The Washington Post Local Education section provides coverage and analysis of schools, home school and education policy for DC, Maryland and Virginia. With in-depth coverage and analysis of Washington, DC education and schools, including DC charter schools, DC Schools Chancellor, DC teacher contract news and map of DC schools.
Updated: 15 hours 57 min ago
The school enrolls 135 students with severe physical and intellectual needs.
D.C. public school focuses on the success of black and Latino students.
KIPP DC schools has reduced its hours thanks to a competitive market for the best teachers.
One high school teacher described students who joined “A Day Without Immigrants” as “lazy.” Others said classes were quieter and more productive.
Kaya Henderson reacts to remarks Education Secretary Betsy DeVos made about teachers she saw at a D.C. public school.
Jefferson Middle School Academy responded to DeVos's claim that its teachers are in 'receive mode.'
A course under consideration would have taught students how to “apply a biblical perspective” to speech writing.
The new education secretary accused critics of wanting to keep the status quo. One begs to differ.
The education secretary opted for a new security team after an encounter with protesters.
Trinity Washington University doesn't shy away from debate about the Trump administration, including one of its leaders, an alumna.
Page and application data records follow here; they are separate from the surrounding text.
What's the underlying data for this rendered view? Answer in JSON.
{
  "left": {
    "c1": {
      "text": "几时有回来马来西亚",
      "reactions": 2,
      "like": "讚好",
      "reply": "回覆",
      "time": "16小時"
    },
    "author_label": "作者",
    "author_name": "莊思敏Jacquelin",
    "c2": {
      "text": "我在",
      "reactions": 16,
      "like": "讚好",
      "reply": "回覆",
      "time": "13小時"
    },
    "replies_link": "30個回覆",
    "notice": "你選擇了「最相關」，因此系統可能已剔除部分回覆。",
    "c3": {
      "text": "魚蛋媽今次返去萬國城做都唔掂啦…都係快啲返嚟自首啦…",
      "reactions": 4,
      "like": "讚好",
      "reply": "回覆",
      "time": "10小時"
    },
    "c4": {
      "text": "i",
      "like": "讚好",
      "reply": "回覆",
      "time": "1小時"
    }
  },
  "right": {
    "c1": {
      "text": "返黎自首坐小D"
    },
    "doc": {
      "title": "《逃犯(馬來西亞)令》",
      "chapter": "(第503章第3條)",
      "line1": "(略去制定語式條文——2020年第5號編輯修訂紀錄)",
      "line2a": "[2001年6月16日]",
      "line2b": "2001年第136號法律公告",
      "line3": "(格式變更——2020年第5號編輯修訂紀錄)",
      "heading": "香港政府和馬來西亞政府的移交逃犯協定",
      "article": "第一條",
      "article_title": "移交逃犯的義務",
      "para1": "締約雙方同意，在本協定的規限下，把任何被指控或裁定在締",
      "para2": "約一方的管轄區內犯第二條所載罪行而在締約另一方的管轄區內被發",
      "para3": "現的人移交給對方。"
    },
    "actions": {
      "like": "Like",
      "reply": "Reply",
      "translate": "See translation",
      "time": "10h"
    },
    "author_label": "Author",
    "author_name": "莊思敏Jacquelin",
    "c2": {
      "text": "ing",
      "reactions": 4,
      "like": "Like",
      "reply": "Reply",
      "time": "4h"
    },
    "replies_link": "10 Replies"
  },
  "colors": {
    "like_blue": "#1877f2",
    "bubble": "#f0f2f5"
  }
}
She stepped down as Virginia’s education secretary when her husband, Sen. Tim Kaine, was selected as Hillary Clinton’s running mate.
Conservative critics accuse him of condoning slavery and rape. He says that's ridiculous.
A 2011 law in Florida requiring merit pay doesn't work, the system says.
Salient things she said during her first full week on the job as education secretary.
Some wonder whether broadly worded discipline policies produce too many suspensions.
Former secretary of state John F. Kerry will oversee an interdisciplinary initiative at Yale University, his alma mater.
The education secretary applauds "expressions of passion" about schools
A Tulane law professor is behind the initiative.
The reasons for a major change are myriad. The result is often universal: happiness.